He also has been his boss's point man on constituent issues, cajoling and browbeating a sometimes-unfriendly city bureaucracy into solving problems related to paving, building inspection, stormwater management and parking.
"I think until you experience first-hand what it's like to be in local government, it's hard to understand what a large chunk of your day is spent dealing with basic city services," said Mr. Gilman, who has a bachelor's degree in ethics, history and public policy from CMU and was president of the school's student body.
By now, Mr. Gilman said, he knows not only how to cut through the red tape at city hall but also how to help constituents solve problems involving state and federal government. He would wield considerable clout citywide if Mr. Peduto, who is vacating the council seat to run for mayor, wins his own election.
Mr. Gilman said his goals include doing more for small business owners, start-ups and entrepreneurs, such as creating a searchable database of available city- and county-owned properties.
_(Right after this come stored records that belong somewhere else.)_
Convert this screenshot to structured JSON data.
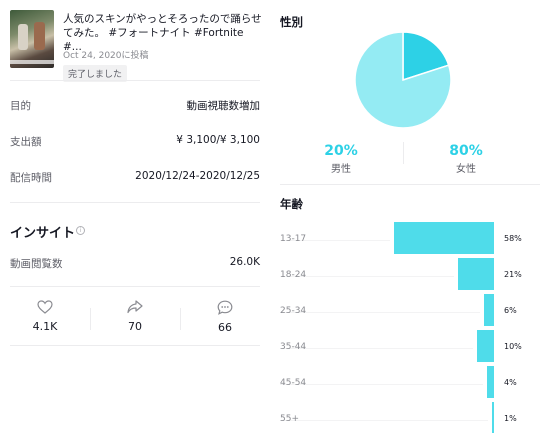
{
  "video": {
    "title": "人気のスキンがやっとそろったので踊らせてみた。 #フォートナイト #Fortnite #...",
    "date": "Oct 24, 2020に投稿",
    "status": "完了しました"
  },
  "details": [
    {
      "label": "目的",
      "value": "動画視聴数増加"
    },
    {
      "label": "支出額",
      "value": "¥ 3,100/¥ 3,100"
    },
    {
      "label": "配信時間",
      "value": "2020/12/24-2020/12/25"
    }
  ],
  "insight": {
    "title": "インサイト",
    "views_label": "動画閲覧数",
    "views_value": "26.0K"
  },
  "stats": {
    "likes": "4.1K",
    "shares": "70",
    "comments": "66"
  },
  "gender": {
    "title": "性別",
    "male_pct": "20%",
    "male_label": "男性",
    "female_pct": "80%",
    "female_label": "女性"
  },
  "colors": {
    "accent": "#2dd1e6",
    "male_slice": "#2dd1e6",
    "female_slice": "#94ebf3",
    "bar": "#4fdcea"
  },
  "chart_data": [
    {
      "type": "pie",
      "title": "性別",
      "categories": [
        "男性",
        "女性"
      ],
      "values": [
        20,
        80
      ]
    },
    {
      "type": "bar",
      "title": "年齢",
      "orientation": "horizontal",
      "categories": [
        "13-17",
        "18-24",
        "25-34",
        "35-44",
        "45-54",
        "55+"
      ],
      "values": [
        58,
        21,
        6,
        10,
        4,
        1
      ],
      "value_labels": [
        "58%",
        "21%",
        "6%",
        "10%",
        "4%",
        "1%"
      ]
    }
  ]
}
"There are great things coming out of our institutions every day, and we're not doing enough as a government to keep them here," said Mr. Gilman, whose district encompasses much of the city's university community.
He also wants to infuse more technology into city services -- making sure people can pay for permits with credit cards, for example -- and forging a stronger partnership with the Pittsburgh Public Schools.
Mr. Treblow, a retired chemist who worked in industry and academe, said he's running partly to help invigorate the two-party system in a city long dominated and run by Democrats. But he also said he sees an opportunity to help the city improve the way it interacts with business, provides services and manages its finances.
"If we're going to grow, we've got to change the way we do things," said Mr. Treblow, who ran unsuccessfully for city council in 1985 and for state representative in 1998.
Noting that the city no longer is a magnet for Fortune 100 and 500 companies and that the suburbs in recent years have had success wooing employers such as Mylan and Westinghouse, Mr. Treblow said the city is "unfriendly to business." He said officials should lower business taxes and cover the revenue shortfall with spending cuts.
"I think every job function in every department has to be looked at," he said. "Do we really need all those people? I suspect not."
Mr. Treblow, who has a doctorate in chemistry from the University of Pittsburgh, years ago took part in efforts to have city council members elected by district and to collect an extra 1 percent sales tax countywide for regional assets such as museums. Now, to prop up the two-party system, he'd like at least two city council members to be elected at large.
He called for financial and operational reviews of city-related authorities, saying aggressive enforcement by the parking authority borders on unfriendliness and that officials of the Pittsburgh Water and Sewer Authority need an independent review of big infrastructure projects. "Are they doing it properly?" he said.
The district takes in Shadyside and parts of Oakland, Point Breeze and Squirrel Hill.